What is being asked: Below are the records; copy each line in which "title" can be found.

Source data:

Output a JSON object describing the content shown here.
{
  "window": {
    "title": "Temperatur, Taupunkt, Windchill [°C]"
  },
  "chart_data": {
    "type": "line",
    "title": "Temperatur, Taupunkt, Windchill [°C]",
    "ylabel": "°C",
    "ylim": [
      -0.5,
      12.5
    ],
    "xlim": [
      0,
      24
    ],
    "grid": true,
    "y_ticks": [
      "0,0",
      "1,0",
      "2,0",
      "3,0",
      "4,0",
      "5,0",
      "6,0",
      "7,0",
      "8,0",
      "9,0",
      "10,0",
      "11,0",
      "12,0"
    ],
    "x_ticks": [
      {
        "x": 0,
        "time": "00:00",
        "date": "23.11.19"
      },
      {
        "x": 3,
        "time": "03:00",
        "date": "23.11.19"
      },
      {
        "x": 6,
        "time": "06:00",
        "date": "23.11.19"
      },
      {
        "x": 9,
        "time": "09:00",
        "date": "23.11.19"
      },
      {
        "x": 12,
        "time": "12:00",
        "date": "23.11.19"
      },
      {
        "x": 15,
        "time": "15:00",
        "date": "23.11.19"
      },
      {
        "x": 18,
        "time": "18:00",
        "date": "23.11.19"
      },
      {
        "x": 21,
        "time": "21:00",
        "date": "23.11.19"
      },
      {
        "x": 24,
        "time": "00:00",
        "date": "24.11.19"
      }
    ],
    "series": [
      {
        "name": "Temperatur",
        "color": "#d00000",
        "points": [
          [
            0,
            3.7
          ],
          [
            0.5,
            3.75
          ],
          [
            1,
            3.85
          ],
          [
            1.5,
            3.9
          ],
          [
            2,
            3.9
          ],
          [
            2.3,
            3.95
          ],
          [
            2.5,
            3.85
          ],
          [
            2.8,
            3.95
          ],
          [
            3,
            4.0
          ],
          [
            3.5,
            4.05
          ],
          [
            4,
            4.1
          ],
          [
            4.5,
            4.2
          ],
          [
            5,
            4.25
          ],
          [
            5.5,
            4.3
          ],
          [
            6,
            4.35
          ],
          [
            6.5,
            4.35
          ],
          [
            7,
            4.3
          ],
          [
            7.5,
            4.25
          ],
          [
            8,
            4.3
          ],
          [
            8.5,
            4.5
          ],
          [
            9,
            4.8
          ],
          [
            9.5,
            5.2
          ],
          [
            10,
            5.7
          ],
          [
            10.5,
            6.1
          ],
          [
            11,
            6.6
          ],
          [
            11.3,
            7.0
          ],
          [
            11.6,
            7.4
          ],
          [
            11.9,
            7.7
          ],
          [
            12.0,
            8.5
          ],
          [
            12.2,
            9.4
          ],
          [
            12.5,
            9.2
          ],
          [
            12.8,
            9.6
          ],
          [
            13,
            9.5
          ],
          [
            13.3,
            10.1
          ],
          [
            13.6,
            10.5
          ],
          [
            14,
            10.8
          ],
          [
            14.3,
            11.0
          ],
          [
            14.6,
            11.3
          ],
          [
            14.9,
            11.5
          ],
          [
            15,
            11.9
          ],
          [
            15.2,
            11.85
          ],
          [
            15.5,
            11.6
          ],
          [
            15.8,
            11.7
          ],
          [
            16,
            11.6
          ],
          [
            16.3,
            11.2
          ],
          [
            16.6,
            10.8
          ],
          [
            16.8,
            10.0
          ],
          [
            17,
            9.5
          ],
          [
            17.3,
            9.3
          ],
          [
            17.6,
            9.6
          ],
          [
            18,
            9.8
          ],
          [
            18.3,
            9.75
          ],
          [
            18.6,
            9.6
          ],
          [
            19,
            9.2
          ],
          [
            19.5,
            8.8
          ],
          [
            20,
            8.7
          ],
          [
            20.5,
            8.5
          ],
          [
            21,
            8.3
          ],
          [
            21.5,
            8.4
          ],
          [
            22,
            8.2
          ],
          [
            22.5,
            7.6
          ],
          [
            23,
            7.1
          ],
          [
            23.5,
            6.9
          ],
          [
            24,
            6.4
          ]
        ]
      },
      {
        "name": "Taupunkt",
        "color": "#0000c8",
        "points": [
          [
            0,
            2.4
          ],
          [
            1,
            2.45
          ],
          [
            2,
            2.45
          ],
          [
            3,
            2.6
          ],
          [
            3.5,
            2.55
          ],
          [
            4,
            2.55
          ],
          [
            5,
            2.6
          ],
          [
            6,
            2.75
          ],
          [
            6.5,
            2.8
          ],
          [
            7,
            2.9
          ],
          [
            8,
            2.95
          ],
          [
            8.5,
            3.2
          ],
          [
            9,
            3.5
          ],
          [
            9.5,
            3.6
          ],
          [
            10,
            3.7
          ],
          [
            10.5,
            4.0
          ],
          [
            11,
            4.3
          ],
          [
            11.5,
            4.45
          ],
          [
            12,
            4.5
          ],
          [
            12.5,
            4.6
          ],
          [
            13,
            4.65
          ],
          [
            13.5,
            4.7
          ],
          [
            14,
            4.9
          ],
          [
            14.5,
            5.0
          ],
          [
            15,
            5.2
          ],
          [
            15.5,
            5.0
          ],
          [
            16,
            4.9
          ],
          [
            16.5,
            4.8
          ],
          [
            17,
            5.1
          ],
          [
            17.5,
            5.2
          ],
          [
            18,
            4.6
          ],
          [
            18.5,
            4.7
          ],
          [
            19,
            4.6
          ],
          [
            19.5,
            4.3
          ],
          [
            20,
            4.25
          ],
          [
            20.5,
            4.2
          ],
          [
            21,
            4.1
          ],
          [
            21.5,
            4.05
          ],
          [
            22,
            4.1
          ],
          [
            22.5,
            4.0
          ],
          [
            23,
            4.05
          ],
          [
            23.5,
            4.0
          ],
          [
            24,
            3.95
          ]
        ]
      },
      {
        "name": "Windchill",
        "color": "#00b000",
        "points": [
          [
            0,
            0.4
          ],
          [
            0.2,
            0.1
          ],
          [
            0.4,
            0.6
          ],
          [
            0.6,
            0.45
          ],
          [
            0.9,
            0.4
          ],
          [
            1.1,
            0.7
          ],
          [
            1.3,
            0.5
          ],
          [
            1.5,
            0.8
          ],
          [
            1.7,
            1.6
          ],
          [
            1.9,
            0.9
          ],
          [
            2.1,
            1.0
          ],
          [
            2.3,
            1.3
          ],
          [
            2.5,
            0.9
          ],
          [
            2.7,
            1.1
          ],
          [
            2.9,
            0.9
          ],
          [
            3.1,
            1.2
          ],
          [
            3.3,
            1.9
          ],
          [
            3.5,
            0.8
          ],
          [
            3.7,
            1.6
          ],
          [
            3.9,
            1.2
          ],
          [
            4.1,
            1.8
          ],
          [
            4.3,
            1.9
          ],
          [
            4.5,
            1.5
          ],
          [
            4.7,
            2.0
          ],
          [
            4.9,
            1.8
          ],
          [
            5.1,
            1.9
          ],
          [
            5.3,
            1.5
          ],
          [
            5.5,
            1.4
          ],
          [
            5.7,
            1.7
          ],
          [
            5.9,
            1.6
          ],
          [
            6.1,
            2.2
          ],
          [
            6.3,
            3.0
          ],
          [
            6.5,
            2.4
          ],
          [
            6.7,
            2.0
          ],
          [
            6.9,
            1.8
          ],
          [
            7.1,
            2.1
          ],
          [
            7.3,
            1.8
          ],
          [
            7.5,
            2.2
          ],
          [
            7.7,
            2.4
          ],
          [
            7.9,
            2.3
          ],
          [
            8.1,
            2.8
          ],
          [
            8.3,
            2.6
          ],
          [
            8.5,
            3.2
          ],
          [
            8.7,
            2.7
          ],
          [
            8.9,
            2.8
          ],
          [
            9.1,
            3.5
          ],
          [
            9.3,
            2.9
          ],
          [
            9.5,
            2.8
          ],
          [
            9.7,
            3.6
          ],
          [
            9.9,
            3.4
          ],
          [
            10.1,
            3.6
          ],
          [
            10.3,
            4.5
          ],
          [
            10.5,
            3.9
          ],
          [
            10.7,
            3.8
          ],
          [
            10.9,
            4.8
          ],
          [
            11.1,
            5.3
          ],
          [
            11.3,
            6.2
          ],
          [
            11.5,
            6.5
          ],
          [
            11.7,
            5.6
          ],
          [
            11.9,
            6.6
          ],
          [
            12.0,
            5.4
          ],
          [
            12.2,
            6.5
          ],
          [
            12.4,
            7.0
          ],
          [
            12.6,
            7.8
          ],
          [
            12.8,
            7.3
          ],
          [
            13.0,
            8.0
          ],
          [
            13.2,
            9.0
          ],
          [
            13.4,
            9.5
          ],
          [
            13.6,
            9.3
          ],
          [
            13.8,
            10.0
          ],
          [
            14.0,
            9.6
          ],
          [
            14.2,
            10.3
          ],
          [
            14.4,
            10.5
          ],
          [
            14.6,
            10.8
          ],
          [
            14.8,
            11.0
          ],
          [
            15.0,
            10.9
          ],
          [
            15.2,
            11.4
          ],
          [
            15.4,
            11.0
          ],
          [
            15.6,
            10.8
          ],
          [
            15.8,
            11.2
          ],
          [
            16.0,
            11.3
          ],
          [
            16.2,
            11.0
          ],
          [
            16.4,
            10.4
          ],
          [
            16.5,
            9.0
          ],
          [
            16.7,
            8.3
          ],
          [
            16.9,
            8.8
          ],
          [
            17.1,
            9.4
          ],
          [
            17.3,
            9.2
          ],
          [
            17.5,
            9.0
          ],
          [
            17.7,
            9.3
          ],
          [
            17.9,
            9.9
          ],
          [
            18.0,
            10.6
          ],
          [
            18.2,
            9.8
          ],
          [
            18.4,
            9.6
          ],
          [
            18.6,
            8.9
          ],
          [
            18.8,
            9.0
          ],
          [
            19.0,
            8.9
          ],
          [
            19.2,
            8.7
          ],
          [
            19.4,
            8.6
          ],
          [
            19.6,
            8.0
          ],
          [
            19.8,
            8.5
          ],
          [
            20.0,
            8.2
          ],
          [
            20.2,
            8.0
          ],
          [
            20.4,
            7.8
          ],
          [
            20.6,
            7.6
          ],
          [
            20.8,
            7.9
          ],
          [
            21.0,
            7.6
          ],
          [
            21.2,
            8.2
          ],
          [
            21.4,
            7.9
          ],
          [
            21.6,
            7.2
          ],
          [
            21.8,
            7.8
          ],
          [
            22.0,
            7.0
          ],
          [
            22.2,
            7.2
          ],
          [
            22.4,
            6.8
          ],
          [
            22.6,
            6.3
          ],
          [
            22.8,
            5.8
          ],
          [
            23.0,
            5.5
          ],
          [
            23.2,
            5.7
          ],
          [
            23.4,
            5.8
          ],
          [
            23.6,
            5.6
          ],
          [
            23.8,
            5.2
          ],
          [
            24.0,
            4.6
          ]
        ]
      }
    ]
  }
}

Answer to the exercise:
    "title": "Temperatur, Taupunkt, Windchill [°C]"
    "title": "Temperatur, Taupunkt, Windchill [°C]",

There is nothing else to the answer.